* _WORK INSTRUCTIONS_: In the data that follows, every line containing the word "label" should be returned.
__________
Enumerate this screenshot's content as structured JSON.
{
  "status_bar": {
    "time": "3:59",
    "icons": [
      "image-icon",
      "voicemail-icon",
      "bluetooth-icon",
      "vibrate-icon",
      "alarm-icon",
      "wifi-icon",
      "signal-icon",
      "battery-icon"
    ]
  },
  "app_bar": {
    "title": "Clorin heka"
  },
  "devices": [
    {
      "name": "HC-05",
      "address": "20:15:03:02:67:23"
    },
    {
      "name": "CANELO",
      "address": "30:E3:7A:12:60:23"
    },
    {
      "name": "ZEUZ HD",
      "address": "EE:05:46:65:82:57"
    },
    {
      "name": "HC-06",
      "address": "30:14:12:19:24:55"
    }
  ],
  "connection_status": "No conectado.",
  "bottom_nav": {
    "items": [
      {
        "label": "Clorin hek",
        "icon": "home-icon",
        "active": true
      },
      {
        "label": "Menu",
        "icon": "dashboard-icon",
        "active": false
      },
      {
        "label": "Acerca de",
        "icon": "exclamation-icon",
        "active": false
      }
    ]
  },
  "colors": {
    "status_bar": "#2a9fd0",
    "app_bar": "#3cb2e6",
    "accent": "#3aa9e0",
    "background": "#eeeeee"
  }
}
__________
* _TASK ANSWER_:
        "label": "Clorin hek",
        "label": "Menu",
        "label": "Acerca de",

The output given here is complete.